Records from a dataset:
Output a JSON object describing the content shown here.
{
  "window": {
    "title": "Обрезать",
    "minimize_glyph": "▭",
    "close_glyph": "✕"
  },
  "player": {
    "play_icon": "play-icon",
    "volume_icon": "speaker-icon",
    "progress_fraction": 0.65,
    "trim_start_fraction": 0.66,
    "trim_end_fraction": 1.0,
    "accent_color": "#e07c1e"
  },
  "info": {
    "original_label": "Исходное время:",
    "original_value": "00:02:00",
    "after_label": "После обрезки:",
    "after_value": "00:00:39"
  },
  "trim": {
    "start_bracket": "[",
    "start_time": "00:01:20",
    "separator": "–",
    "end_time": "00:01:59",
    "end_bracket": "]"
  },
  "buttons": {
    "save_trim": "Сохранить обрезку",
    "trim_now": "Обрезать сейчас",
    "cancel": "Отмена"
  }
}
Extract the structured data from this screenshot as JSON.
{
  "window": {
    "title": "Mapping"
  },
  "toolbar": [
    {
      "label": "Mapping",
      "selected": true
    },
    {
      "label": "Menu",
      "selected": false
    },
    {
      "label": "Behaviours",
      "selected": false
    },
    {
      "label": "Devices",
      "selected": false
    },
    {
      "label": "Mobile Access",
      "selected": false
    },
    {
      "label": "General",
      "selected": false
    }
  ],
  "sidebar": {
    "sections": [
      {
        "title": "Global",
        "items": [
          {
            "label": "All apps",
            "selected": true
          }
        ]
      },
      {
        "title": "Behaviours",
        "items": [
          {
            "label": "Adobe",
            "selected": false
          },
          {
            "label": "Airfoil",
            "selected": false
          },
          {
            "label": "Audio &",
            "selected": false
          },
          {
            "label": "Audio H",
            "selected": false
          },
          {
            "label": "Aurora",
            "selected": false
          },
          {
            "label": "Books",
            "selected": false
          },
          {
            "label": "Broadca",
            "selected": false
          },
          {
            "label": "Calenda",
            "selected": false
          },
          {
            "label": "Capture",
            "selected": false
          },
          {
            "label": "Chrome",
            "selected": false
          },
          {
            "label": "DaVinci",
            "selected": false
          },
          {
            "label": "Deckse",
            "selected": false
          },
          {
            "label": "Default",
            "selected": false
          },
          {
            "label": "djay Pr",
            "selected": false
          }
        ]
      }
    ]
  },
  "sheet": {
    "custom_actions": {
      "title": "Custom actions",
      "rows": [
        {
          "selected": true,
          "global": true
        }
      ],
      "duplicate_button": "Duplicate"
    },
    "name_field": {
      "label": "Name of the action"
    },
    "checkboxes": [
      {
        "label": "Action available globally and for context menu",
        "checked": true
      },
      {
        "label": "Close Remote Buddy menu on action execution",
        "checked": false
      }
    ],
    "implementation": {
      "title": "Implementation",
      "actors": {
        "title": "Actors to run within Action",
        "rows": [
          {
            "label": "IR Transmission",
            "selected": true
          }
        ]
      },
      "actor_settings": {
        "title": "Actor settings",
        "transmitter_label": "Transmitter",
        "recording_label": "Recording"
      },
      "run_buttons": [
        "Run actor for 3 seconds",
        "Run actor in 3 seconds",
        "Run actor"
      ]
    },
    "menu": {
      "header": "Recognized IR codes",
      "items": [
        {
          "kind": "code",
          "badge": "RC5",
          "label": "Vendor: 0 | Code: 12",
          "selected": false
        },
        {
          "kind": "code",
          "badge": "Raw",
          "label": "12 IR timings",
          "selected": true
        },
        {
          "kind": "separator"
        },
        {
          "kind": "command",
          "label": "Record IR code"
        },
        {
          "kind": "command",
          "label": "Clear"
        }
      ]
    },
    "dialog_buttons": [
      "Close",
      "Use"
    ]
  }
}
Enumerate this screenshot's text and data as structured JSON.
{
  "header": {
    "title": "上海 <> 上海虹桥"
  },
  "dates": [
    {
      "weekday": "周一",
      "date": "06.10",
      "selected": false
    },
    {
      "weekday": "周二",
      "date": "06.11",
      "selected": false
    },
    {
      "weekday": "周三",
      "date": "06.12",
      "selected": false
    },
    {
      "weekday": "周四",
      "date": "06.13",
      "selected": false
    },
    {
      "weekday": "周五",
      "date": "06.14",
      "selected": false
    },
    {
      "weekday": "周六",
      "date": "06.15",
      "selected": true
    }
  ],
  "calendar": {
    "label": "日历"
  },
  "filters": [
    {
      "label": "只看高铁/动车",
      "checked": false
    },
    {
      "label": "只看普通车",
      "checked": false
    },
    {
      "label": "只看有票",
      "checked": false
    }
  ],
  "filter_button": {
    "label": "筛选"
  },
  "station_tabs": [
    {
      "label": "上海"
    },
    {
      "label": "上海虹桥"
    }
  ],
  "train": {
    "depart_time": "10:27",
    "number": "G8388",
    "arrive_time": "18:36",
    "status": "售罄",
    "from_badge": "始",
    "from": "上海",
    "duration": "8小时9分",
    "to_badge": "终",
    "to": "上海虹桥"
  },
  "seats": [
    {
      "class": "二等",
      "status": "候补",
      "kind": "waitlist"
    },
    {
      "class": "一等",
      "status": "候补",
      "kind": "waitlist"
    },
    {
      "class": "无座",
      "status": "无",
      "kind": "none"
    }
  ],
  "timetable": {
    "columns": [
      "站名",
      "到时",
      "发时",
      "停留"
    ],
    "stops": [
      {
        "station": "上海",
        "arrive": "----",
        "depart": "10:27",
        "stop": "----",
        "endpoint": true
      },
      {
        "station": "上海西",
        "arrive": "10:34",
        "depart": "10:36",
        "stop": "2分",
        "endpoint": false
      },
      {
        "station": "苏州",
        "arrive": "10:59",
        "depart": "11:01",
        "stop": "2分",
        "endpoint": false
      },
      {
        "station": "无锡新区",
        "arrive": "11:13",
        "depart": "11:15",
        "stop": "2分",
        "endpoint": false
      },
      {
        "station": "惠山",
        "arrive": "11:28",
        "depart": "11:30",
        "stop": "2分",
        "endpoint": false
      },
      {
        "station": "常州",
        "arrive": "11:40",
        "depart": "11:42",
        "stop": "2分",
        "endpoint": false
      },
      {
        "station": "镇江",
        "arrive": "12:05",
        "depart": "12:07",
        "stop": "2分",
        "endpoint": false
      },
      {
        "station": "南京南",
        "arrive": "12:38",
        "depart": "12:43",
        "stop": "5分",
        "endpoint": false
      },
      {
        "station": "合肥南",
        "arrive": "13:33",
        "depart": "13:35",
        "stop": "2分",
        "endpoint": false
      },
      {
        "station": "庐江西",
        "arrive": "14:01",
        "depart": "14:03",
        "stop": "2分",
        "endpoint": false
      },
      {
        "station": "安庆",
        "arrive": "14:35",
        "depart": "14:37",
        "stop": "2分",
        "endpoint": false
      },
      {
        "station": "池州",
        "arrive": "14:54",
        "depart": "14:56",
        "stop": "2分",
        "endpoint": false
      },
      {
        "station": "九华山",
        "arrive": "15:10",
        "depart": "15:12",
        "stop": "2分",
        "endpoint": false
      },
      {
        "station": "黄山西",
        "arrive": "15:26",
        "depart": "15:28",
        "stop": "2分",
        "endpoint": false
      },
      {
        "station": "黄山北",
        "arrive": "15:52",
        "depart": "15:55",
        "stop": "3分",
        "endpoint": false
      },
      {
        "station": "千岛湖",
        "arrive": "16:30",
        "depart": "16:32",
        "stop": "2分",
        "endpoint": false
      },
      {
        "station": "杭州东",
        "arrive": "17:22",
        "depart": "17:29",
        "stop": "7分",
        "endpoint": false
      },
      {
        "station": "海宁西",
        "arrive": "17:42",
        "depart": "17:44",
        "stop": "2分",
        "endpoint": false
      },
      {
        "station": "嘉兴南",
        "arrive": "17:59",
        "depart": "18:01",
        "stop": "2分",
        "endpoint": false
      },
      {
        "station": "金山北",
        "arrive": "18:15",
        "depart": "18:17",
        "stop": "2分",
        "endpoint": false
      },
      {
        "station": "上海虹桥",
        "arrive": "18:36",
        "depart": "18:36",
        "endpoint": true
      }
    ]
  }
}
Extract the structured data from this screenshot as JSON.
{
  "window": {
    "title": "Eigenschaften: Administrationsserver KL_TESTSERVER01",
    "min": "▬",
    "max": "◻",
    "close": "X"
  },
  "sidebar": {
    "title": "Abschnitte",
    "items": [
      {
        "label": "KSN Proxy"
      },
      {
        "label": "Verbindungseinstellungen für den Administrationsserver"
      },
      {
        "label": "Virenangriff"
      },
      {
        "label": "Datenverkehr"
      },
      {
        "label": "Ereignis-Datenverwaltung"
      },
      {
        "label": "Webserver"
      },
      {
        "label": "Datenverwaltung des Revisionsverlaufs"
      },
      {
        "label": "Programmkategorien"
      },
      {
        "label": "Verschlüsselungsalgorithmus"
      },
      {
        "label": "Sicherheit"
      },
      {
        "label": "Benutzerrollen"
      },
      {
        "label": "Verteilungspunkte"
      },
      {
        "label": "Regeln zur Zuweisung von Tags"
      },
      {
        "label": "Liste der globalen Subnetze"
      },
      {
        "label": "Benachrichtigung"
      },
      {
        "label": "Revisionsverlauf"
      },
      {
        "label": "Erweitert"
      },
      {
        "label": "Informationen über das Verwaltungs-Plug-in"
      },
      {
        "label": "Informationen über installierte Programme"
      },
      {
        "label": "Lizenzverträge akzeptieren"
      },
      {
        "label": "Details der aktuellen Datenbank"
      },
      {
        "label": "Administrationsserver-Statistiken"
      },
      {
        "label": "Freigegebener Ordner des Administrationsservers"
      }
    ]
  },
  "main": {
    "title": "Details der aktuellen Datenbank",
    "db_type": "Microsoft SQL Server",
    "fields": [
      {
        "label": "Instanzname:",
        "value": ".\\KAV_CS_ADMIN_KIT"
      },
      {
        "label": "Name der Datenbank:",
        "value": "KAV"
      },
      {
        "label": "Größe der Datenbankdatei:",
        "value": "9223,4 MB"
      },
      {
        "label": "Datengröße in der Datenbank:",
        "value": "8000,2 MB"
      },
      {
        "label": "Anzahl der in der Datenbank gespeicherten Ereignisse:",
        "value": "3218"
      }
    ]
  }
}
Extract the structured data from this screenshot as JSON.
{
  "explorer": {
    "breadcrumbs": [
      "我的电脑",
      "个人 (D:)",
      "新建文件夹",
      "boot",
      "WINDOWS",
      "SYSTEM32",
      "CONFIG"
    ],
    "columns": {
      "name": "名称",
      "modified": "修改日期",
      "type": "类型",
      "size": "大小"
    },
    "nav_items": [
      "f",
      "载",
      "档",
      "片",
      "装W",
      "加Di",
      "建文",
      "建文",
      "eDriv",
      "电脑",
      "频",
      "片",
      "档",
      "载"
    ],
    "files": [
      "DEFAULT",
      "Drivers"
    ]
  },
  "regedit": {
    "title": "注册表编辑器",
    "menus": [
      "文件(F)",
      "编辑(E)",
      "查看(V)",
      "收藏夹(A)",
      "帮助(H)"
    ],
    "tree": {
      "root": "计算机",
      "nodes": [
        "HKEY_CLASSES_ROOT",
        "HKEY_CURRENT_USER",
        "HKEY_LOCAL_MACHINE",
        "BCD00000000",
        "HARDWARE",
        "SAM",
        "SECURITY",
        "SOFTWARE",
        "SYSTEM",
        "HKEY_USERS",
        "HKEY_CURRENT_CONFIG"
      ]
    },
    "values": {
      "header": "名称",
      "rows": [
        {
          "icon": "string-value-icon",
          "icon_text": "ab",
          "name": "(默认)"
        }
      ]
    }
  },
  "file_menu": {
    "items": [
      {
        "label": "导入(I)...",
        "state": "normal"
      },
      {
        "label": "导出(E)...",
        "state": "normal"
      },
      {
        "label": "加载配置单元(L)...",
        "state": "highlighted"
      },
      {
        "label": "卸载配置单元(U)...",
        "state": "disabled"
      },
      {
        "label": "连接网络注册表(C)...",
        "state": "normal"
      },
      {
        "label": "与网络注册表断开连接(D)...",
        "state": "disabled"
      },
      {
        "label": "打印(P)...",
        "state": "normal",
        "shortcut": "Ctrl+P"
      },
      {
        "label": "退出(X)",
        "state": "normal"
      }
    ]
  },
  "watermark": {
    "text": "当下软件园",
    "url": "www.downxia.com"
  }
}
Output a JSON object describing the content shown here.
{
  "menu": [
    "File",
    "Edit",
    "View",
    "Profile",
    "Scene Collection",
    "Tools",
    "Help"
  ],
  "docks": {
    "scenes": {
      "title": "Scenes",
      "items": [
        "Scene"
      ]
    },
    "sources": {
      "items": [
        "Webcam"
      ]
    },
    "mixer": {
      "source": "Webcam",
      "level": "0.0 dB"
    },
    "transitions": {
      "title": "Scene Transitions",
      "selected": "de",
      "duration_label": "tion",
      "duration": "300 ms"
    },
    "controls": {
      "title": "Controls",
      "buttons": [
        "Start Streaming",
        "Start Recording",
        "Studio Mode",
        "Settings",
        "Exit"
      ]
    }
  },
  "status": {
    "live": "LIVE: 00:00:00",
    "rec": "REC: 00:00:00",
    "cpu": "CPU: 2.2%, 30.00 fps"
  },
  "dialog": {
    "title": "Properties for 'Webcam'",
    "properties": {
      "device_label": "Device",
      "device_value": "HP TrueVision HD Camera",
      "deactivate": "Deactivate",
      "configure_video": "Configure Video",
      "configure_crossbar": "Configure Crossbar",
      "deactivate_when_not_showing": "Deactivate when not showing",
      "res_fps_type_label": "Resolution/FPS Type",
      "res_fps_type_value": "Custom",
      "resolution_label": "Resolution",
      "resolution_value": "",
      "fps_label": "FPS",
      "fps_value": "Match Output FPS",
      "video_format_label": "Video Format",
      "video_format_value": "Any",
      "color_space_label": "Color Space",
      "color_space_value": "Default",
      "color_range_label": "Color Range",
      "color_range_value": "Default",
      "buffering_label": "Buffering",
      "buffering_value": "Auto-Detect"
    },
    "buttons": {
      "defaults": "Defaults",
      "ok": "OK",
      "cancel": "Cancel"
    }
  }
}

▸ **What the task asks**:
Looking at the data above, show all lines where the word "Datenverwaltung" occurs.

▸ **Completed task**:
        "label": "Ereignis-Datenverwaltung"
        "label": "Datenverwaltung des Revisionsverlaufs"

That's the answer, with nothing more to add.